Also, the oppertunity arose to buy another (third) T1000LE with similar symptoms as the other 2: Bad/leaky caps preventing the machine from working. It was kept in a suitcase for years so it looked very neat and still had the original manual and even the DOS manual with it so I grabbed it for € 55,-. It seems people are really getting rid of clutter as days later 2 more machines popped up but as I already have 3 I think I will pass on them unless they end up going for cheap.
All-out on the new parts
For this machine I decided to go all-out. I didn’t even try to boot it but instead just started disassembly. (Pictures of what the inside looked will be in a seperate post so be sure to check back here!)

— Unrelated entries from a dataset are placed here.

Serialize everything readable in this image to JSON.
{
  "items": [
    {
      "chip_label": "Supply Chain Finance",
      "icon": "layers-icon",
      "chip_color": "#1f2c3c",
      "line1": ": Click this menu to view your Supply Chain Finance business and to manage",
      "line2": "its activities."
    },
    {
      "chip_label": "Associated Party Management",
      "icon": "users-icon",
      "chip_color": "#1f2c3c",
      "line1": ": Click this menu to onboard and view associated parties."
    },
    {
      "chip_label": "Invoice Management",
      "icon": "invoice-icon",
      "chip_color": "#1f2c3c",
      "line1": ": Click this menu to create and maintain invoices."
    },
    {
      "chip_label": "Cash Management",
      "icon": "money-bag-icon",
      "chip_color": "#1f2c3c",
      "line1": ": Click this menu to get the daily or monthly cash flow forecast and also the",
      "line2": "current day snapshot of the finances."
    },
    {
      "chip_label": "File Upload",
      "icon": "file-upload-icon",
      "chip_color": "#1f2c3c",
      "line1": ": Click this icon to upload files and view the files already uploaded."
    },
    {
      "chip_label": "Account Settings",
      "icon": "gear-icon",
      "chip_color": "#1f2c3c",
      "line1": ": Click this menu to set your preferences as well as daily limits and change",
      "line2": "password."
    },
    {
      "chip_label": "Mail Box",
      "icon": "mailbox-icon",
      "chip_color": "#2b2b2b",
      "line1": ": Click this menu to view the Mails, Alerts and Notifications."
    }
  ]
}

I ordered a set of capacitors, this time choosing only high-end Panasonic caps with the exception of the 120uF 25V ones being from Würth Elektronik.
I thoroughly washed the board using soapy water and Isopropyl Alcohol (IPA), removed the corroded solder and even removed and resoldered a transistor, inductor and 4 SMD components to get rid of all the corrosion.
The debugging continues
This also gave me the oppertunity to (partly) reverse engineer the board to a schematic to make sense of some things. This is not even close to done yet so I won’t show it here as to not cause confusion.
After replacing the capacitors and reassembling the machine it worked like a charm so time to take some measurements. You’ll find them in the pictures below.
All scope traces are 5V/div and 5uS/div, the image captions refer to the first image showing the test points.
Moving forward with the T1000LE
So where to from here? As I have 2 working and 1 sort-of-working machine I think I’ll use the sort-of-working machine to start tracing things out and create a more accurate schematic of the PSU so debugging and testing will be easier in the future. This is quite complicated as the board appears to have at least 4 layers of copper.
As I have boatloads of time because of the lockdown I’ll be debugging the T1000LE further until I can find what it is that causes them to be so fragile.
Check back here, I’ll try to post weekly about this for a couple of weeks at least.